(The data)

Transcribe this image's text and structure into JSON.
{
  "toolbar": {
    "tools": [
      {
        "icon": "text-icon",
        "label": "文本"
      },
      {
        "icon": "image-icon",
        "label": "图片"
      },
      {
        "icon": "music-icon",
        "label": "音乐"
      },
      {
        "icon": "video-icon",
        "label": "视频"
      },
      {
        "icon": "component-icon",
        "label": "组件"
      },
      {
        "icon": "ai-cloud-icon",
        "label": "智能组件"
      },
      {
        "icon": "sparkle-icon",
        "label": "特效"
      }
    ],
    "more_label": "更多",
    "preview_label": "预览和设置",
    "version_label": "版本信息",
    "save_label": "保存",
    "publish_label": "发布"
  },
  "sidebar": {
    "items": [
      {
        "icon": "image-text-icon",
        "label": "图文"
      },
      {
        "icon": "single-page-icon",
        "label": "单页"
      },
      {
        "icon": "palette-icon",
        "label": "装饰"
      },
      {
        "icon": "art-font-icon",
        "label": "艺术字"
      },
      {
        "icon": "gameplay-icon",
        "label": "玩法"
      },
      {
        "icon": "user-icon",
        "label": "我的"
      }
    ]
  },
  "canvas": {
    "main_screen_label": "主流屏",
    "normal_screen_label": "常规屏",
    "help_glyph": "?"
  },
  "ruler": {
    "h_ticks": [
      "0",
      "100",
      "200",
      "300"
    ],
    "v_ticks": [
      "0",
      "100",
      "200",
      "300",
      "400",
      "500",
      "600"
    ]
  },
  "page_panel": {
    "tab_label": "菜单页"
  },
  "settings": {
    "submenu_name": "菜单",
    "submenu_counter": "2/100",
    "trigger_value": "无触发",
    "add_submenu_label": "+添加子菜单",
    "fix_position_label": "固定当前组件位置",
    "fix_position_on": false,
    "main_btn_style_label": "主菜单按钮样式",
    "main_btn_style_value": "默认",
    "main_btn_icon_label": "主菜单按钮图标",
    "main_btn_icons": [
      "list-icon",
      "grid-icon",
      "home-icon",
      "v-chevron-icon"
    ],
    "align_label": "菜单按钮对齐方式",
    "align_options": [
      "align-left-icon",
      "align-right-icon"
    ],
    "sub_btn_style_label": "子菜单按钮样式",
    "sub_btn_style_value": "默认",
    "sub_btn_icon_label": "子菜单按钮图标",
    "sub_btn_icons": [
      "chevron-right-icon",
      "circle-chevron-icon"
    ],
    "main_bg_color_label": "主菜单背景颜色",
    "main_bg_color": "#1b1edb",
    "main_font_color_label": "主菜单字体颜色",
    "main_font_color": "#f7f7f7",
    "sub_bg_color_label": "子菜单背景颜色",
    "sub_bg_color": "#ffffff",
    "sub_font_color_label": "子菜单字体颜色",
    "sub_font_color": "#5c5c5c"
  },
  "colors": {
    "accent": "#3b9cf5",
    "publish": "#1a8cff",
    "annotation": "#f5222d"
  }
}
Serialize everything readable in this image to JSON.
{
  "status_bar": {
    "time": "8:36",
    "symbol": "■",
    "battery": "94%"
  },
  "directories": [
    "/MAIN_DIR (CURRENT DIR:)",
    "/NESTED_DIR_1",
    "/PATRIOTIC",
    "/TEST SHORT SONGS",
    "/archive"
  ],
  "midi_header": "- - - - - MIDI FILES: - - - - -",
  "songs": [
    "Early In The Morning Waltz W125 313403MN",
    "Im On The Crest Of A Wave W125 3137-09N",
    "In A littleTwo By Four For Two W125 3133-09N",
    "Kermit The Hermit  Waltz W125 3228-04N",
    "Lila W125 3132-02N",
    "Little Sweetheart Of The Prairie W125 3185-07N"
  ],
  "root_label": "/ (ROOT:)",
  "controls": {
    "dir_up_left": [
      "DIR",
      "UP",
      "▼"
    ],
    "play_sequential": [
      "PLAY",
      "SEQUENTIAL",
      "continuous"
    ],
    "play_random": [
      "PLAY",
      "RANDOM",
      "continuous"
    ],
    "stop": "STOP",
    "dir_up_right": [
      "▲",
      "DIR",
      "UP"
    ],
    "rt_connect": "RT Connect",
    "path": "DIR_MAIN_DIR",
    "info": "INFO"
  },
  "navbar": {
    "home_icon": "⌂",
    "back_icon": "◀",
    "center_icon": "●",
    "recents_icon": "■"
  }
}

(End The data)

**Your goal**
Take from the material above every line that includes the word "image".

**Answer space**
Transcribe this image's text and structure into JSON.
        "icon": "image-icon",
        "icon": "image-text-icon",
Serialize everything readable in this image to JSON.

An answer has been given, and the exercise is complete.